Some days the electricity goes out, leaving Minerva Rios and Jesus Noriega without light or water. They often have to carry large water jugs up the hill they live on in order to drink and bathe, which is crucial for Puerto Ricans who experience high temperatures on a weekly basis. Their grandchildren across the sea in the continental United States constantly worry about their wellbeing and are bothered by the lack of U.S. support after the disaster.
The island has not fully recovered from hurricane Maria in September 2017. More than two hundred schools were damaged, which forced Puerto Rican students to leave their old schools and friends, according to The New York Times. The Washington Post reported that close to three thousand people have died from the storm, leaving families torn. Puerto Rico’s Congress believes that it would take about $130 billion to rebuild Puerto Rico’s streets, houses, schools and other crucial utilities, according to NBC News.
Puerto Rican governor Ricardo Rossello has requested statehood for Puerto Rico. A poll conducted among residents in September 2018 showed that about 48 percent want Puerto Rico to become a state, 26 percent would rather remain a U.S. territory, and 10 percent want full independence, according to Vox.
Puerto Rico became independent from Spain in February 1898 but also became a commonwealth of the U.S. in the same year. Now, the island is one of the oldest colonies in the world as it is still considered an American territory today. Puerto Ricans are American citizens, which means they don’t need a passport to enter the United States. They pay federal taxes, but do not have a congressional representative and cannot vote in major elections that will affect their island. It is clear that Puerto Ricans do not receive the same benefits as citizens living in the U.S., but the debate over what they should do about it has been dismissed for the most part for several years. After hurricane Maria hit and the U.S. failed to give sufficient aid, frustration has risen to the surface in the hearts of Puerto Ricans around the world.
Most Puerto Rican youth, like Sebastian Caneles, know this issue inside and out. The fifteen-year-old freshman at Fenway High is the child of two parents from Puerto Rico, and he wears his Puerto Rican flag with pride on culture days at his school. Canales believes that it would be in Puerto Rico’s best interest to become a state.

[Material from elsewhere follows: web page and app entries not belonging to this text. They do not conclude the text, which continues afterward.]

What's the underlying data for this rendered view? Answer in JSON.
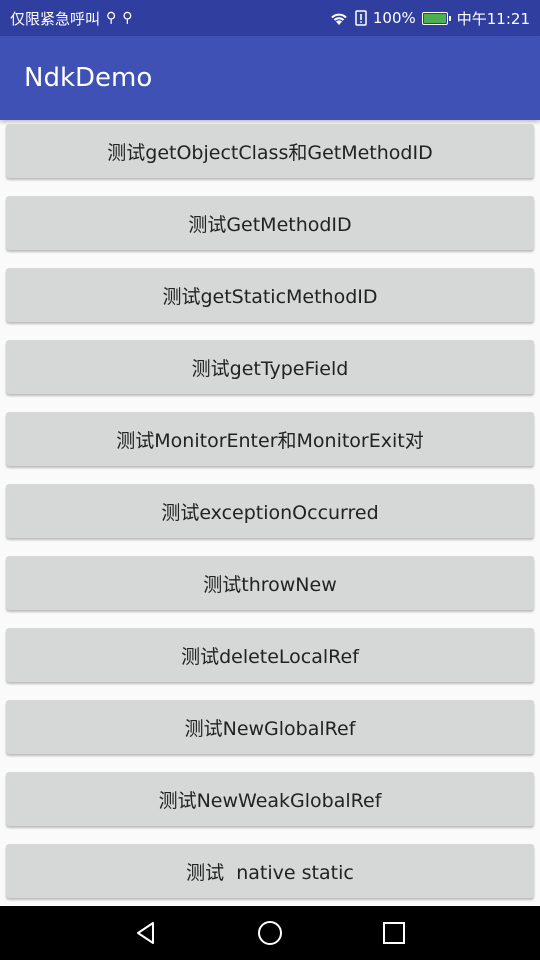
{
  "status_bar": {
    "left_text": "仅限紧急呼叫",
    "usb_icons": [
      "usb-icon",
      "usb-icon"
    ],
    "battery_percent": "100%",
    "time": "中午11:21"
  },
  "app_bar": {
    "title": "NdkDemo"
  },
  "buttons": [
    "测试getObjectClass和GetMethodID",
    "测试GetMethodID",
    "测试getStaticMethodID",
    "测试getTypeField",
    "测试MonitorEnter和MonitorExit对",
    "测试exceptionOccurred",
    "测试throwNew",
    "测试deleteLocalRef",
    "测试NewGlobalRef",
    "测试NewWeakGlobalRef",
    "测试  native static"
  ],
  "nav_bar": {
    "icons": [
      "back-icon",
      "home-icon",
      "recents-icon"
    ]
  },
  "colors": {
    "status_bar_bg": "#303f9f",
    "app_bar_bg": "#3f51b5",
    "button_bg": "#d6d7d7",
    "battery_fill": "#4caf50"
  }
}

“I feel like if Puerto Rico becomes an independent country it is going to create a lot of mess, and right now there’s so much violence,” he said. “And if Puerto Rico becomes independent it’s going to be harder to get the benefits that they need and the support.”
To students unfamiliar with the island's history, it can seem like it’d be easier if Puerto Rico became independent due to its unique culture. However, the more one learns about this delicate topic, the more they understand the true story that is being told. Three Fenway High students who aren’t Puerto Rican were shocked to learn about the injustices that the island has faced over the years. When asked if Puerto Rico should become a state or an independent country, their position changed from “I think they should be independent” to “But if they have no congressmen they can’t just become independent on their own.”
Statehood is a popular choice for Puerto Ricans because they would gain not only two seats in the U.S. Senate, but also around $20 billion every year, which could be used for the much-needed repairs, according to The Washington Post. Not to mention the connection many Puerto Ricans have with the States as the U.S. has always acted as a support system for the Puerto Rican community. Still, there are some who believe that there are more complex aspects to consider when thinking about a history-making decision such as this.
Inquilinos Boricuas en Acción is a non-profit organization that focuses on helping to advance the lives of low-income families with affordable housing, along with art and education programs that help shape young leaders. Pedro Cruz, director of the organization’s Youth Development Program, is a proud Puerto Rican who is enriched by the culture and traditions of his home island. He believes that this topic is one that can not be easily answered with a one-word response.
“This is one of those questions that brings up more questions,” he said. “It’s almost like we want to be a state because of some sense of survival, but is it really in our hearts to be a state, or is it just an act of survival? If we become a state, what’s going to happen to our culture? I would love in my heart of hearts to be independent, but they crippled us to the point that we ask, ‘Are we even capable of being independent?’” He believes that if Puerto Rico was to become independent, it would need a 10-year plan to maintain the island.
Although there hasn’t been any legislative action on Puerto Rico’s standing, there has been conversation surrounding this controversial issue. Rossello has demonstrated an interest in statehood in a tweet stating: “Yes, we are wonderful people: we have weaved American Flag, the fabric of our nation, with our sacrifice and valor fighting in every war since WWI. We are Americans, we are your citizens.”
The future of Puerto Rico is undecided and unclear, but it’s important that Puerto Ricans understand the past.
“What Puerto Ricans are missing out on is self-awareness,” Cruz said. “We need to know our history, know everything that has really been done to us and understand the political history behind our oppression.”